Exercise description: An exact reproduction of the records is required, with all images left out.

Source material:

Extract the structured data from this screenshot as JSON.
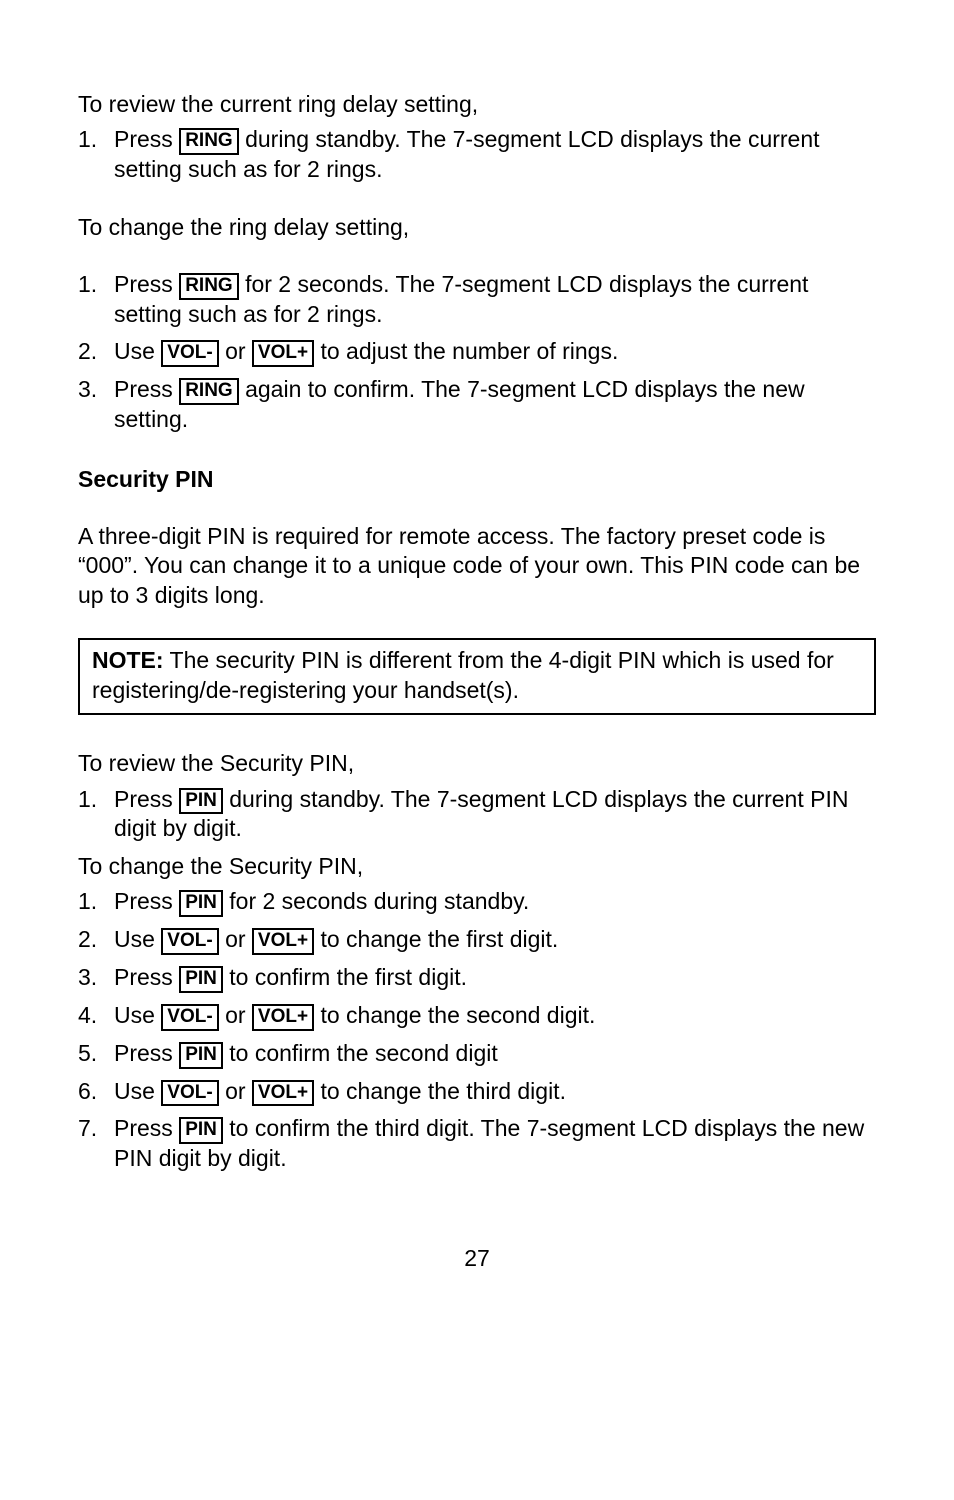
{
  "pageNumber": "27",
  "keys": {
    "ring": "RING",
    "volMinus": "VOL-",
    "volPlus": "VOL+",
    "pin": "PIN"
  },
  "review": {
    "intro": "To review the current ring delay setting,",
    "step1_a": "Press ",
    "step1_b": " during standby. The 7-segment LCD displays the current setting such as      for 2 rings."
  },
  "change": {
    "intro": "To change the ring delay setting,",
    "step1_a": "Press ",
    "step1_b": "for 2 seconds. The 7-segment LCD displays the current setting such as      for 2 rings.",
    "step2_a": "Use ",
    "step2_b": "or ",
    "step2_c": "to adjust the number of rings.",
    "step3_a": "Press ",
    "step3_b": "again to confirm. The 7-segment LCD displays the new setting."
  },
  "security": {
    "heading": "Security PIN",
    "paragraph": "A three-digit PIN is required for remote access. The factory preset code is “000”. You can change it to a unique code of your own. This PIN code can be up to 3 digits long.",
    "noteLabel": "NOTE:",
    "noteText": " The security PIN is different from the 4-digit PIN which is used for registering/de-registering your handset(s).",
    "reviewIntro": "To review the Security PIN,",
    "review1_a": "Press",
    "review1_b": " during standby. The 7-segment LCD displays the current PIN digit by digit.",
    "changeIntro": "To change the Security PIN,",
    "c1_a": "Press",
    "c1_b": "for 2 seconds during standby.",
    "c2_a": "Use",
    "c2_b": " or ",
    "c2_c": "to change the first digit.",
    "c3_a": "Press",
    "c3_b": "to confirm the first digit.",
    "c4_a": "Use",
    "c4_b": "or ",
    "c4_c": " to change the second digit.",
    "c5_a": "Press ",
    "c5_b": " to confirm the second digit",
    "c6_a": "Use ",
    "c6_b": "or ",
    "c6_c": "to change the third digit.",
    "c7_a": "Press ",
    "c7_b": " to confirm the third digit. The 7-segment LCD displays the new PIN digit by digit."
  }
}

Solution for this task:
Extract the structured data from this screenshot as JSON.
{
  "pageNumber": "27",
  "keys": {
    "ring": "RING",
    "volMinus": "VOL-",
    "volPlus": "VOL+",
    "pin": "PIN"
  },
  "review": {
    "intro": "To review the current ring delay setting,",
    "step1_a": "Press ",
    "step1_b": " during standby. The 7-segment LCD displays the current setting such as      for 2 rings."
  },
  "change": {
    "intro": "To change the ring delay setting,",
    "step1_a": "Press ",
    "step1_b": "for 2 seconds. The 7-segment LCD displays the current setting such as      for 2 rings.",
    "step2_a": "Use ",
    "step2_b": "or ",
    "step2_c": "to adjust the number of rings.",
    "step3_a": "Press ",
    "step3_b": "again to confirm. The 7-segment LCD displays the new setting."
  },
  "security": {
    "heading": "Security PIN",
    "paragraph": "A three-digit PIN is required for remote access. The factory preset code is “000”. You can change it to a unique code of your own. This PIN code can be up to 3 digits long.",
    "noteLabel": "NOTE:",
    "noteText": " The security PIN is different from the 4-digit PIN which is used for registering/de-registering your handset(s).",
    "reviewIntro": "To review the Security PIN,",
    "review1_a": "Press",
    "review1_b": " during standby. The 7-segment LCD displays the current PIN digit by digit.",
    "changeIntro": "To change the Security PIN,",
    "c1_a": "Press",
    "c1_b": "for 2 seconds during standby.",
    "c2_a": "Use",
    "c2_b": " or ",
    "c2_c": "to change the first digit.",
    "c3_a": "Press",
    "c3_b": "to confirm the first digit.",
    "c4_a": "Use",
    "c4_b": "or ",
    "c4_c": " to change the second digit.",
    "c5_a": "Press ",
    "c5_b": " to confirm the second digit",
    "c6_a": "Use ",
    "c6_b": "or ",
    "c6_c": "to change the third digit.",
    "c7_a": "Press ",
    "c7_b": " to confirm the third digit. The 7-segment LCD displays the new PIN digit by digit."
  }
}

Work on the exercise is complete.